Enter the Kuretake Handmade Envelope Template (Western Version). I found this on JetPens and decided to buy one so that I could make envelopes any time I needed them. I also bought the Nichiban Tenori Adhesive Stamp to glue my envelopes.

The envelope template is simple. It's constructed out of thick plastic, with cut-outs for four different envelope sizes, from small gift-card-sized envelopes to large card-sized envelopes: 2.6" x 4.1" (65mm x 105mm), 3.9" x 5.8" (98mm x 148mm), 4.5" x 6.4" (114mm x 162mm), and 4.7" x 6.7 " (120mm x 170mm). Note that none of these is a business-sized envelope. I made my first group of envelopes out of a grocery bag (yay recycling!).

All you have to do is place the template on your paper, draw the outline of the envelope in the size you desire, and cut the envelope out. Then it's just a matter of folding the two sides and bottom portions and gluing them in place.

The Tenori was a disaster, I'm afraid. I don't know what I did wrong, but after using it once or twice the tape got tangled, and the more I tried to fix it, the more mangled it got. I'm just going to use good ol' Elmer's from now on.
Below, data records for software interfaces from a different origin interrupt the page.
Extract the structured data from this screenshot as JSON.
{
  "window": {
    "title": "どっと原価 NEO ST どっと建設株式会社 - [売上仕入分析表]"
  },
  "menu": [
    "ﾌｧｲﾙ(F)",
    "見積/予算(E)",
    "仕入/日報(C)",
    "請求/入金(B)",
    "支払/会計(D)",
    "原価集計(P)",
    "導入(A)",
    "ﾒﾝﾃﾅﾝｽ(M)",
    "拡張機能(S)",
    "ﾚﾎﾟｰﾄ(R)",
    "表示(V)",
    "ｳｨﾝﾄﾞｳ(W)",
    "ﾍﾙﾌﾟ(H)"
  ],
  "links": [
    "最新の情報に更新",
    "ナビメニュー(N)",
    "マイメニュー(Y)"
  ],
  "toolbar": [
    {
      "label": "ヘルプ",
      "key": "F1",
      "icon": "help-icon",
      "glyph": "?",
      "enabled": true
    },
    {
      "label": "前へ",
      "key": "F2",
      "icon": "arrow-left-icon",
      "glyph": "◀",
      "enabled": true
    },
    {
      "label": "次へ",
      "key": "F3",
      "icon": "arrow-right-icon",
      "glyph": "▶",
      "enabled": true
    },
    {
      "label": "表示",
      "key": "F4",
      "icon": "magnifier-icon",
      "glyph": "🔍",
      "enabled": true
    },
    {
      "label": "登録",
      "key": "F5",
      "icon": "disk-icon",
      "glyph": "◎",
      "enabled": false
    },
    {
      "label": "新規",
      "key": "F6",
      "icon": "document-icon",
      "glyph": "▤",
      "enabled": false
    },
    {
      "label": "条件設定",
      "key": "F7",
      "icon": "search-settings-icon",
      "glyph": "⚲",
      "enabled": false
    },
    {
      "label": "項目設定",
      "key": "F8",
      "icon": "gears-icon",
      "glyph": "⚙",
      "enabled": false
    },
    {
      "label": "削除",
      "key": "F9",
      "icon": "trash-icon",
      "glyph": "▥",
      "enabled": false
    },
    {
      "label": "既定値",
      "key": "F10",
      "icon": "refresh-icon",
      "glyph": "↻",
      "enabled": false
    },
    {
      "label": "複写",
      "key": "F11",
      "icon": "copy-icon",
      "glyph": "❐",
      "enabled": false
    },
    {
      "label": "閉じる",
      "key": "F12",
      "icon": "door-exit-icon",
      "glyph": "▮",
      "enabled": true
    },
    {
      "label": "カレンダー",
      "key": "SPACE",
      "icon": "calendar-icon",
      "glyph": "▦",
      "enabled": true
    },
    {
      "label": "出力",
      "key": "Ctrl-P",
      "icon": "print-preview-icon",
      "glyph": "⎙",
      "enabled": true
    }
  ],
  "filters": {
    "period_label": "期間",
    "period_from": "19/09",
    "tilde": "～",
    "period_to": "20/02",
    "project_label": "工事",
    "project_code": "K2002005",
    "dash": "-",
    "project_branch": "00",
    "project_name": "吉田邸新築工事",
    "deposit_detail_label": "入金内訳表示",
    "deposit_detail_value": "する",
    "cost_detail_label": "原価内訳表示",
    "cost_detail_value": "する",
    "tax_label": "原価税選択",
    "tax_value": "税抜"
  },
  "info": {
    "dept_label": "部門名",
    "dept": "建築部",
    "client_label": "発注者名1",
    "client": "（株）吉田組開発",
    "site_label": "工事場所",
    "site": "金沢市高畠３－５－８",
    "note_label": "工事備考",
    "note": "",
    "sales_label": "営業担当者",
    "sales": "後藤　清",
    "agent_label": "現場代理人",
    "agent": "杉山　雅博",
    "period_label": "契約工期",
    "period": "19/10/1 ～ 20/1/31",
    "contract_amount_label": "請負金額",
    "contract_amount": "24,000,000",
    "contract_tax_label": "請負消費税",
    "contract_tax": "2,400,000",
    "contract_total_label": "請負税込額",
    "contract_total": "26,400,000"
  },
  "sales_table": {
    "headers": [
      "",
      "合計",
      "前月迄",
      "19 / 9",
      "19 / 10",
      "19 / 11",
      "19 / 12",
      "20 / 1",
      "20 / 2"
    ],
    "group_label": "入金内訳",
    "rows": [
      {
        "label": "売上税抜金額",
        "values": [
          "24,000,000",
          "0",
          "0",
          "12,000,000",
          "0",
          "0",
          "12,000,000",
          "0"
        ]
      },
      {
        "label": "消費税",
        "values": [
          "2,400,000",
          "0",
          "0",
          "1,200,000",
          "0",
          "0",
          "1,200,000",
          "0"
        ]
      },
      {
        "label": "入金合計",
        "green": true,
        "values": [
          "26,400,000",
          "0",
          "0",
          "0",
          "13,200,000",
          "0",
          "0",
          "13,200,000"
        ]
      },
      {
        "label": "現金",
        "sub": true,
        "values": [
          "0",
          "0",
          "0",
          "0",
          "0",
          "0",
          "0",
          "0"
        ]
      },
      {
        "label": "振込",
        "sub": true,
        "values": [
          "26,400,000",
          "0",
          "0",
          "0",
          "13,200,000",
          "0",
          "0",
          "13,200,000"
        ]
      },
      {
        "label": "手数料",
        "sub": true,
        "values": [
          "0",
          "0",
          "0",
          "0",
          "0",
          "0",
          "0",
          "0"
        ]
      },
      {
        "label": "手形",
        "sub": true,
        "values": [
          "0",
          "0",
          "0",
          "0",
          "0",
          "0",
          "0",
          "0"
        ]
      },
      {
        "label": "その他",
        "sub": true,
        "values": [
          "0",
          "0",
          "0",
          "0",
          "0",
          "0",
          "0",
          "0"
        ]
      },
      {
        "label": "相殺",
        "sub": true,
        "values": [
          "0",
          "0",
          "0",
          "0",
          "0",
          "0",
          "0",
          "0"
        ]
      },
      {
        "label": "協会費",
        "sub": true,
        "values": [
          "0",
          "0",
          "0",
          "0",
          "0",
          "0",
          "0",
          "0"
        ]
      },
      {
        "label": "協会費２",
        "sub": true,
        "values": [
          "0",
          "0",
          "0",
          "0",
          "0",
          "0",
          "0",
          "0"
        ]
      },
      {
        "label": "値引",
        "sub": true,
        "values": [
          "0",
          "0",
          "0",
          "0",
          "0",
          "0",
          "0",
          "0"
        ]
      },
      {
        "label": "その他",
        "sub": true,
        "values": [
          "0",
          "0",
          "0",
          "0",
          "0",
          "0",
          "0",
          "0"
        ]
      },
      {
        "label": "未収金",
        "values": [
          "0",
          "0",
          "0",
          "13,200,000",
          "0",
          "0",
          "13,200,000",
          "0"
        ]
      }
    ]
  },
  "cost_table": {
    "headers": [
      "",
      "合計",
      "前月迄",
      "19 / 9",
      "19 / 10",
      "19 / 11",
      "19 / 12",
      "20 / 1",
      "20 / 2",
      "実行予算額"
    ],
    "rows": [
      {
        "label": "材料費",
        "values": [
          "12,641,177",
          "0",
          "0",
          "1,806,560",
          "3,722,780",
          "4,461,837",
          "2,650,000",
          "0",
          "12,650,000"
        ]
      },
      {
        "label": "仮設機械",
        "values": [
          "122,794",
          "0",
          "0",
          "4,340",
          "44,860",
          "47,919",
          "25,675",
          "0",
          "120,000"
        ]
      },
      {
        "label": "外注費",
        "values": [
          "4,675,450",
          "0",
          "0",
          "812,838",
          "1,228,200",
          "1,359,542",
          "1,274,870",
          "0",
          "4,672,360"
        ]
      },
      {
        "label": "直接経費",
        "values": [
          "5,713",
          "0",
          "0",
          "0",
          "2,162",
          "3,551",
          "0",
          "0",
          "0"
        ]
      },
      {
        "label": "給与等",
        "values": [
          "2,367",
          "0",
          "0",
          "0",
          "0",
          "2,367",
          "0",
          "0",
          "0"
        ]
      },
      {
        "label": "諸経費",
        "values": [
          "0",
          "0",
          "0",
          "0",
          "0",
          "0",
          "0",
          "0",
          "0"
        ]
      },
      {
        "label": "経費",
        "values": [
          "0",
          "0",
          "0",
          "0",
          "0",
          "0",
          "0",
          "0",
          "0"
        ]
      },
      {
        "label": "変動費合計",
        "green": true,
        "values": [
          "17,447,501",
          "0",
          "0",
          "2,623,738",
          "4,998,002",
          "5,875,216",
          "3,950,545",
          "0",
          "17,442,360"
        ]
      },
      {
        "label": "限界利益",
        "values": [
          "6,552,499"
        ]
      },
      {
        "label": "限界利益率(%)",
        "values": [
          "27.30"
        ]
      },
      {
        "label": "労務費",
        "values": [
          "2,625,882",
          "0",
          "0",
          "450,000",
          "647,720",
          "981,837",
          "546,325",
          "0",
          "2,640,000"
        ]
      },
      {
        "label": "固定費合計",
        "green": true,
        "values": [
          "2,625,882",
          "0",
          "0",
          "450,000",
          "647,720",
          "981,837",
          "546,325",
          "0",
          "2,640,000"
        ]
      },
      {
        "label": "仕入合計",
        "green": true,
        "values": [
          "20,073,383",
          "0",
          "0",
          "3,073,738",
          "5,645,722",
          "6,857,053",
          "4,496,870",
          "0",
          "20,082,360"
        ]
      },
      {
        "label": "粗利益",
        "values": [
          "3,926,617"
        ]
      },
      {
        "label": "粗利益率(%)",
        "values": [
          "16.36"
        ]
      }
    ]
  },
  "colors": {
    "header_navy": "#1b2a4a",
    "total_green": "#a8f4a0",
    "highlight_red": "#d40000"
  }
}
With scrapbooking paper, you can make envelopes in any pattern or color you like.

The design can be on the outside of the envelope (you'll need to make an address label unless the design is light or plain).
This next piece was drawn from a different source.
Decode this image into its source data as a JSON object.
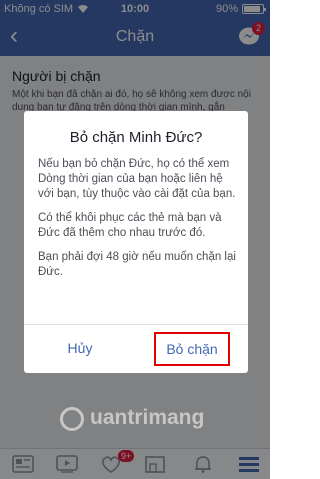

Or you can put the design on the inside.

The template is very handy. As long as you have paper, a pencil, and scissors, you can make an envelope. Be careful about the weight of the paper, just in case you need to add extra postage.

You can buy the Kuretake Handmade Envelope Template at JetPens for $13.50. If you want to take a chance on the Nichiban Tenori Adhesive Stamp, it is $6.50 at JetPens.

Posted on July 1, 2015 and filed under Kuretake, Envelopes.

The Pen Addict Podcast: Episode 161 - No Micarta For You

Myke and I were joined by the Gentleman Stationer himself, Mr. Joe Crace, on this weeks podcast. We discussed his excellent blog, pen show travels, vintage pens, and lamented the loss of our favorite orange ink. We also talked about my Mental Floss appearance and several new pens such as the Retro 51 Lift Off and the TWSBI ECO.

Show Notes & Download Links

This episode of The Pen Addict is sponsored by:

Squarespace: Build it Beautiful. Use code INK for 10% off.

Karas Kustoms: Get 15% off anything in their store by using the code "PENADDICT" before you checkout.

Posted on June 30, 2015 and filed under Podcast.